(Items from an interface collection)
::::

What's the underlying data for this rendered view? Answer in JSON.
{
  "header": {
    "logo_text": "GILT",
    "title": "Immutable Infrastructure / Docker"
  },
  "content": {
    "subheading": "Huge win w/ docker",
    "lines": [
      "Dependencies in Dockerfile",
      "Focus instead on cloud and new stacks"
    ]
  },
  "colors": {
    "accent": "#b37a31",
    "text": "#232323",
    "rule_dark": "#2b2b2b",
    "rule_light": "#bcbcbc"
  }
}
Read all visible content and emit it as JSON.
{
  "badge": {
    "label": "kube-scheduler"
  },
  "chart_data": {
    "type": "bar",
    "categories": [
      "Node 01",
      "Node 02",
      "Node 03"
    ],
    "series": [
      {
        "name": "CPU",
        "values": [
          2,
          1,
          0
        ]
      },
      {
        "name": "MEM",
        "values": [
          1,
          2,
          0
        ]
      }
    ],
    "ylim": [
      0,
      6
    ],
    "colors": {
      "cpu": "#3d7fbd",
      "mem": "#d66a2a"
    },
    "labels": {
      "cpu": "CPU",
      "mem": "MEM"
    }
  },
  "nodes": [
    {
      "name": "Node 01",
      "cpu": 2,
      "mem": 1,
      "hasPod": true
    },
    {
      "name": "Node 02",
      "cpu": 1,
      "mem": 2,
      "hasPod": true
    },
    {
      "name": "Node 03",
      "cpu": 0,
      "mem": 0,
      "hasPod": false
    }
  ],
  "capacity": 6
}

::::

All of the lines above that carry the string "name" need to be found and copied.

Exercise response:
        "name": "CPU",
        "name": "MEM",
      "name": "Node 01",
      "name": "Node 02",
      "name": "Node 03",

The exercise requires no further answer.